Vampire lore has been an obsession of literature, art, and pop culture for hundreds of years. In the last decade or so, there has been an influx in vampires in young adult fiction, paired with an influx of young adult fiction in popular culture. As a result, the vampire routine started to feel played out, and people even started actively hating on it. Vampires have now been put in a really uncomfortable homogenizing category of teen romance, which has subsequently made it difficult to defend the many vampire stories some of us still hold precious.
Creators of vampire fiction pre the teen-craze have also found themselves looking to defend their work. To great effect, Joss Whedon’s ongoing Buffy the Vampire Slayer comic series presented a storyline in which the Big Bad was named “Twilight.” Meanwhile, Steven King and Scott Snyder embarked on a new horror comic book series, American Vampire, which cynically stated that the bloody goodness of the vampire had recently been “hijacked by a lot of soft-focus romance.”
The truth is, there isn’t one right way to do vampires. The mythology was popularized by Bram Stoker in his 19th-century Gothic novel, in which the main plot involved Dracula compelling women to fall in love with him. The romance is built into the core. And yet, that dangerous allure elicits a sense of horror that reminds us that the vampire is, first and foremost, a monster.
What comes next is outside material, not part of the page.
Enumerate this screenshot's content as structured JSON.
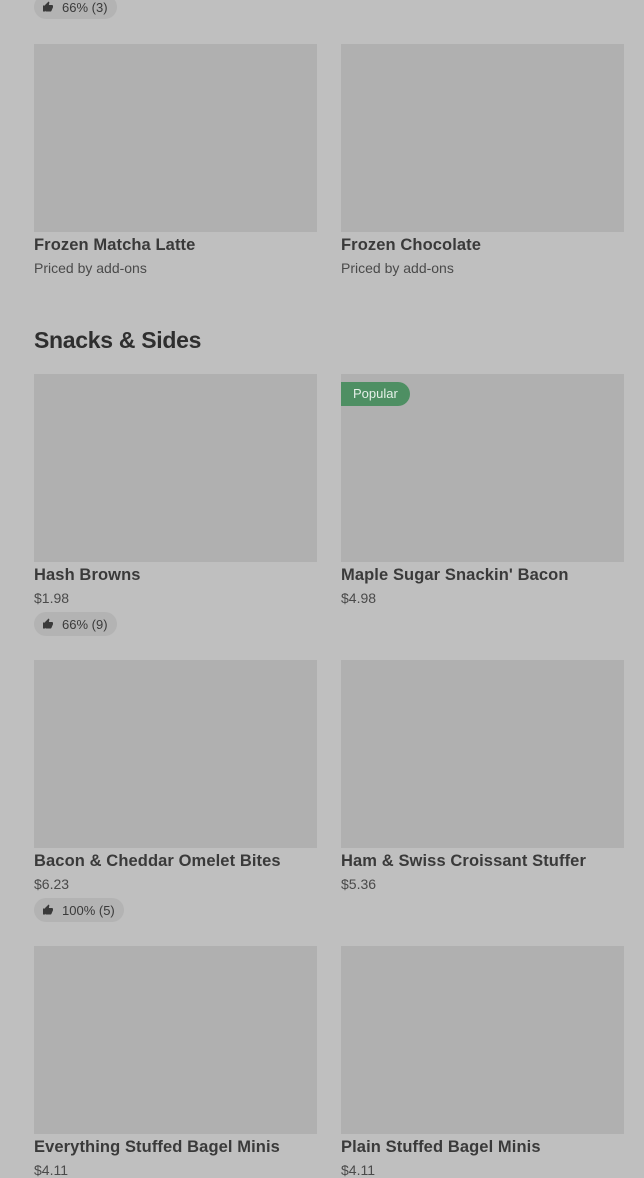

But, whether you like them broody and romantic or straight up bloodthirsty, you have to admit – it’d be great to have one back you up in a fight.
Image Credit: New Line Cinema